Not only would we watch the daily video clips, but, despite my dislike of crafts, I planned to complete elaborate creative projects with my kids. We’d go on multiple family holiday outings, creating wonderful memories while basking in the season. Instead of the small acts of service suggested, we’d make them large ones and ooze holiday cheer. Our light was going to be so bright we’d practically set the world on fire.
Then I found out I was pregnant.
My fifth pregnancy went a lot like my others. I was emotional, irrational and tired. No wait, I wasn’t tired; I was exhausted. Although we were ecstatic about expanding our family, because I was only in the very beginning stages, my husband and I decided we wouldn’t tell others, including our kids and extended families, until the New Year.
Even though I could barely keep my eyes open many days, I was determined to continue the activities I’d planned. On Dec. 1, I gathered my four children together and presented a special box filled with envelopes. Each contained the service ideas from the Light the World handout as well as other adventures I’d planned for the day. My kids were delighted and looked forward to opening the envelopes each morning.
At least, they looked forward to it the first three days. By Dec. 4, my fatigue had reached epic levels. I didn’t mention lighting the world to my kids and hoped they’d forget about it as well. After several days passed, my oldest asked what had happened about our plans to Light the World. While lying on the couch, I opened a browser on my phone and told her to show her younger siblings the video clips we’d already missed. While they watched, I dozed. When they then asked about that day’s activity, I told them to watch a Christmas movie. They scurried off to the TV while I fell back asleep.
Dec. 11, 2016, was a sad day for me. By that time, I’d put the special box away, hoping if it was out of sight, my kids would forget about the promised holiday activities. My pregnancy fatigue had been joined by a massive dose of hormones and, in my emotional state, I told myself I had failed my job as a mother to bring my children closer to Jesus Christ because we had not been participating in Light the World. The little voice in my heart that reminded me of Elder Bednar’s advice to do small things went unheeded. I had neglected to Light the World; that failure was so monstrous that we might as well cancel Christmas.

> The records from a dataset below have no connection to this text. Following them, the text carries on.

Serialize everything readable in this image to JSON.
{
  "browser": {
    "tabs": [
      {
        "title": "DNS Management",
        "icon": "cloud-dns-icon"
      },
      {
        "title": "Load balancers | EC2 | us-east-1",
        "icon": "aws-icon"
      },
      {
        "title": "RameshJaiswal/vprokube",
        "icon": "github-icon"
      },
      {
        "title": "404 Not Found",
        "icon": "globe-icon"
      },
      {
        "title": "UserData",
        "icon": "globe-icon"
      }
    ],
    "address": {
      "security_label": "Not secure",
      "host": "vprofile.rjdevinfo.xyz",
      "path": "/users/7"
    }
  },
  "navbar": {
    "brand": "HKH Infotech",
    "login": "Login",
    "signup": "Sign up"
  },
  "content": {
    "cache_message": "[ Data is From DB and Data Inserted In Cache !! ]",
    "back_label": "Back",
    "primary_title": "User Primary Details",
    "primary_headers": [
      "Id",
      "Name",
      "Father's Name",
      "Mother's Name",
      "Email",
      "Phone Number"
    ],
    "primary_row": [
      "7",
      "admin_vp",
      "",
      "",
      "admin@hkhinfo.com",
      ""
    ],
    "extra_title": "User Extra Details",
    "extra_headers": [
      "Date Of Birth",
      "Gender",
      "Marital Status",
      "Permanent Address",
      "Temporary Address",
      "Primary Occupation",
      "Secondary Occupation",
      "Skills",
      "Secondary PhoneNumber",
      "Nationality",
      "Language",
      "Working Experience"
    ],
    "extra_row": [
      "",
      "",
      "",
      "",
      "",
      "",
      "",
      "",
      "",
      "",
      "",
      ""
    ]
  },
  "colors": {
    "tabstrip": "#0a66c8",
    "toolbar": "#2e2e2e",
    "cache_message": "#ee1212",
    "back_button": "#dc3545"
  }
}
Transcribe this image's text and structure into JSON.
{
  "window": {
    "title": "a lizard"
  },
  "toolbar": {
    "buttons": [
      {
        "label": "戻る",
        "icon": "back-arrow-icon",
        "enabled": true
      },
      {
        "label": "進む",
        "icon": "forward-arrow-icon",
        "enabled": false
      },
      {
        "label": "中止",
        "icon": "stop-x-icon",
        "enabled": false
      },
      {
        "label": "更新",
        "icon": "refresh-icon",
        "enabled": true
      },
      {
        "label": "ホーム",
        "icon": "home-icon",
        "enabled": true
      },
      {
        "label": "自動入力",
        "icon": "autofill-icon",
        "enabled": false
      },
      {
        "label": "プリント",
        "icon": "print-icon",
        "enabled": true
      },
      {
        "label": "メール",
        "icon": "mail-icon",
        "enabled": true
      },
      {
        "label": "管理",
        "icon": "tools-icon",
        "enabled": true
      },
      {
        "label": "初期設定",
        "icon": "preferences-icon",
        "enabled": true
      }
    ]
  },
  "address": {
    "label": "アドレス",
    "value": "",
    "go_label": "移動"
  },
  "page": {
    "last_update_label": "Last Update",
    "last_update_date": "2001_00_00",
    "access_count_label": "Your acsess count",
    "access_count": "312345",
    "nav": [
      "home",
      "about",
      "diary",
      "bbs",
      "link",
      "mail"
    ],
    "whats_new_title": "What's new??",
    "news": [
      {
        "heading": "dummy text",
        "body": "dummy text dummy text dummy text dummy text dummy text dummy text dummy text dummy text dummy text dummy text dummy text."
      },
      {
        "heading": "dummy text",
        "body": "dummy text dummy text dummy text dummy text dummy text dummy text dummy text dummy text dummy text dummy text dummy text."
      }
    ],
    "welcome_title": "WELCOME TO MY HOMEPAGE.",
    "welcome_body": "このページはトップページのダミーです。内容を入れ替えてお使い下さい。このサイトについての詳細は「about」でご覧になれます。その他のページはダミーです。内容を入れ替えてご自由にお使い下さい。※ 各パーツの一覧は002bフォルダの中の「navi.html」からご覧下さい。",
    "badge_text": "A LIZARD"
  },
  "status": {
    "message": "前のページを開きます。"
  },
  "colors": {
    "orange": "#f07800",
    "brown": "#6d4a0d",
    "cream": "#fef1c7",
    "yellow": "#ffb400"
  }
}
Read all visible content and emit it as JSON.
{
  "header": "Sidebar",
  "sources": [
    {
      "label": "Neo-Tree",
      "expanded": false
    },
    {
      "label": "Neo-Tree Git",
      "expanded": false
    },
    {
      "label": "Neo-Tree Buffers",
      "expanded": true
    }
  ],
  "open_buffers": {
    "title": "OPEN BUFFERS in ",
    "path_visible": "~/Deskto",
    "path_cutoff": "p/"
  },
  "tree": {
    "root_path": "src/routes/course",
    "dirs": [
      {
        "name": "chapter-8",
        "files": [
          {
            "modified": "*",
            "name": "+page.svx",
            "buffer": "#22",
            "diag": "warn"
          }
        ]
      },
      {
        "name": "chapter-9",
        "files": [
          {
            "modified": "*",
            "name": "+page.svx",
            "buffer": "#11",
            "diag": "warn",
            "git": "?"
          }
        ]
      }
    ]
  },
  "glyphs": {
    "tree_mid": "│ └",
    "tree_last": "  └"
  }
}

Two days later, on Dec. 13, some light entered our home by the simple ringing of our doorbell. I opened the front door to find a potted poinsettia flower sitting on our porch with a letter attached. I brought the flower inside and read the note to our family. In it, we were told the poinsettia was the first of 12 gifts we’d be receiving. Dumbfounded, I realized we were going to be the recipients of the 12 days of Christmas, something that had never happened before.
The first gift of the anonymous 12 days of Christmas the Reids received during the 2016 Christmas season. | Elizabeth Reid
My kids were overjoyed and started wondering who our Christmas elves were and what we’d get next. For the next 11 days, our doorbell rang every night at different times. All the gifts were simple and, from the Christmas globes to the hot chocolate, each was appreciated. My favorite gift was the small package of Christmas-themed paper plates and napkins. That night, as we ate off disposables, I was thankful I wouldn’t have the usual after-dinner dishes to tackle; the simple gift of paper plates had made me happy and peaceful.
By Christmas Eve, my failure at participating in the Light the World initiative had been long forgotten as we opened the door to find our final gift on the porch. A box of doughnuts, with a letter, was waiting for us. My children ate the doughnuts while I read, and then reread, the short note. In it, our Christmas elves voiced how glad they were we’d moved into the neighborhood.
But it was their expression of thankfulness, about how serving us had helped their children learn to serve others, that made me realize we actually had participated in the Light the World campaign. Even though we had been the recipients, instead of the givers of service, our house had helped light the world because of the light someone else had brought into it.
Although I’d failed to light the world for others, I was grateful someone had chosen to follow a prompting and light the world for us. This year, as my family participates in the 2017 Light the World initiative, I hope that, through small efforts this time, we can help make the Christmas season a little brighter for someone else.
Thanks to the efforts of our still-anonymous friends, I now understand better how small acts of kindness can powerfully impact not only a hormonal pregnant woman, but an entire family and how important the light in each small family world is.
Elizabeth Reid thinks the Great Depression is fascinating, so she earned bachelor's degrees in both economics and history. A wife and mother, she blogs at agoodreid.blogspot.com.